OCC fintech charter tramples state rights: N.Y. superintendent
The head of the New York Department of Financial Services did not mince words Wednesday in criticizing a proposed federal fintech charter.
"We oppose the imposition of an entirely new regulatory scheme on an already fully functional and deeply rooted state regulatory landscape that is working," said Superintendent Maria T. Vullo, speaking at an Exchequer Club luncheon.
State regulators have already been quick to criticize the plan by the Office of the Comptroller of the Currency to consider limited-purpose charters for fintech companies.
In her remarks, which came one day after her department published a comment letter expressing its strong opposition to the charter plan, Vullo ran through a series of concerns she had with the OCC's initiative.
She argued that the agency had not taken into account states' work to regulate fintech companies, and that a national charter would put local laws at risk because of preemption.
"What happened to federalism and a state's right to police the activities within its own borders?" said Vullo. "There's not even lip service given to state rights in the proposal."
Vullo added that the OCC had not made clear how companies with a charter would be affected by separate but related regimes. For example, she said, it is uncertain what the consequences would be of a fintech firm gaining membership into the Federal Reserve System.
"The OCC will create a class of institutions for which the scope of applicable law is unclear," she said.
Vullo said states are better positioned to protect their consumers, acting as "first responders" for the industries in their jurisdiction.
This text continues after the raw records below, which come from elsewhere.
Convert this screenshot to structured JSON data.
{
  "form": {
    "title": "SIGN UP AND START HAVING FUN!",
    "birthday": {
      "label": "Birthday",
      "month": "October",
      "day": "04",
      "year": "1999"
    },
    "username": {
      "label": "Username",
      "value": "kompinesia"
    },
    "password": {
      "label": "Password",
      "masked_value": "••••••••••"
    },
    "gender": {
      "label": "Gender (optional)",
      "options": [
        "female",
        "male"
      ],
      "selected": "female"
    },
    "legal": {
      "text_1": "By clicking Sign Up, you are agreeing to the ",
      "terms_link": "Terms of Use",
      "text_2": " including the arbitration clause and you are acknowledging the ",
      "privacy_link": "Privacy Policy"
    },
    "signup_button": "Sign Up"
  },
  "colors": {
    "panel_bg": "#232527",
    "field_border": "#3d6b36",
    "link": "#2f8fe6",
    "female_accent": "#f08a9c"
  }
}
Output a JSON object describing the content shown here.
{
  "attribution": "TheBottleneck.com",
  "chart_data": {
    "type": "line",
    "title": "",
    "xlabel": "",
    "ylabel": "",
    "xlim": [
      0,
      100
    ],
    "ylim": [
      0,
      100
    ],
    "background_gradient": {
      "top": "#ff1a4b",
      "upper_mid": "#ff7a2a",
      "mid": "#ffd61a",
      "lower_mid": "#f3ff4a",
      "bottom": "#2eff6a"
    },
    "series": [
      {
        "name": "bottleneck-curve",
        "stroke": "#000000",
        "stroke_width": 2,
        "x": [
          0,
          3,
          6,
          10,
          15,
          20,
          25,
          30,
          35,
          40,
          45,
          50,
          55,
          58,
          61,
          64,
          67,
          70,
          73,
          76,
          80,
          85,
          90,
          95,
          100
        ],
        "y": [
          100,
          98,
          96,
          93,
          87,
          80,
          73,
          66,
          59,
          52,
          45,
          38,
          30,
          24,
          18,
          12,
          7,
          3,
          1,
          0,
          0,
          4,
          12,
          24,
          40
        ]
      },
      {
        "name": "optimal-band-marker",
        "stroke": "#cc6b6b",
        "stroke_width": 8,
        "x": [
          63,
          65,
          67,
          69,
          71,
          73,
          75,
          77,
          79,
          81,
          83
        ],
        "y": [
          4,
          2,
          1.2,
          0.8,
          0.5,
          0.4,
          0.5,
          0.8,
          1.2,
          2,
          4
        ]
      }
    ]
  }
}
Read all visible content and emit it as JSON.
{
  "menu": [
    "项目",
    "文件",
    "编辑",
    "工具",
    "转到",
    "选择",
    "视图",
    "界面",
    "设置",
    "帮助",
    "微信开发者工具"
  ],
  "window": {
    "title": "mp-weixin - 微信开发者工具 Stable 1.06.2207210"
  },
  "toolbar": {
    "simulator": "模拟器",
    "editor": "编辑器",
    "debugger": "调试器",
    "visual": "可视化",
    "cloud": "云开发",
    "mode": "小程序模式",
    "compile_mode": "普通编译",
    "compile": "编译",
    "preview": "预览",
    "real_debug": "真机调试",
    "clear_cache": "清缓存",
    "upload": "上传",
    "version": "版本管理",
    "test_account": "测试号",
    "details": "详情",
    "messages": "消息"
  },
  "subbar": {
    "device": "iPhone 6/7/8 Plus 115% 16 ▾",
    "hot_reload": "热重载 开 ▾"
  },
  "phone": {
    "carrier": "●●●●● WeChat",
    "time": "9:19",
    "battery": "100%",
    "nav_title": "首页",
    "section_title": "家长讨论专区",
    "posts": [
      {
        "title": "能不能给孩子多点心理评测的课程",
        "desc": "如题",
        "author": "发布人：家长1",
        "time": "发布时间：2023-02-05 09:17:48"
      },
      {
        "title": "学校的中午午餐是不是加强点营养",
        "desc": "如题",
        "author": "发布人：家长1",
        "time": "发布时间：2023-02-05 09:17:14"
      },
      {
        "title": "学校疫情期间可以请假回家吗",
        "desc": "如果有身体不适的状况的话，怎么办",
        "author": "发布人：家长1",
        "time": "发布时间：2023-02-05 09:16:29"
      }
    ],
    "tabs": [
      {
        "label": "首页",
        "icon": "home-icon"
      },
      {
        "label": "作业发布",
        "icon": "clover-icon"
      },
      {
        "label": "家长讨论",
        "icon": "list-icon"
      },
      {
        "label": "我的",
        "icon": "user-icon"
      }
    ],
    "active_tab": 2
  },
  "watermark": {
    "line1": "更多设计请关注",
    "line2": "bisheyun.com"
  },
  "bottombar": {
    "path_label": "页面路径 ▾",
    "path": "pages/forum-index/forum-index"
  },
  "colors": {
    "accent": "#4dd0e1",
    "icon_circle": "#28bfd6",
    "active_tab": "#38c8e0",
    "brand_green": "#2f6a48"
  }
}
She also expressed concern that the OCC plan could create a system of "regulatory arbitrage" that could disadvantage smaller companies that do not have the means to apply for a federal charter.
"I fully support efforts to encourage responsible innovation in the financial services industry," she said. But "the creation of a national charter will stifle rather than encourage innovation."
"It is not in the public interest to have a small number of technology-savvy firms dominating different types of financial services simply because they were able to get a national charter," Vullo added.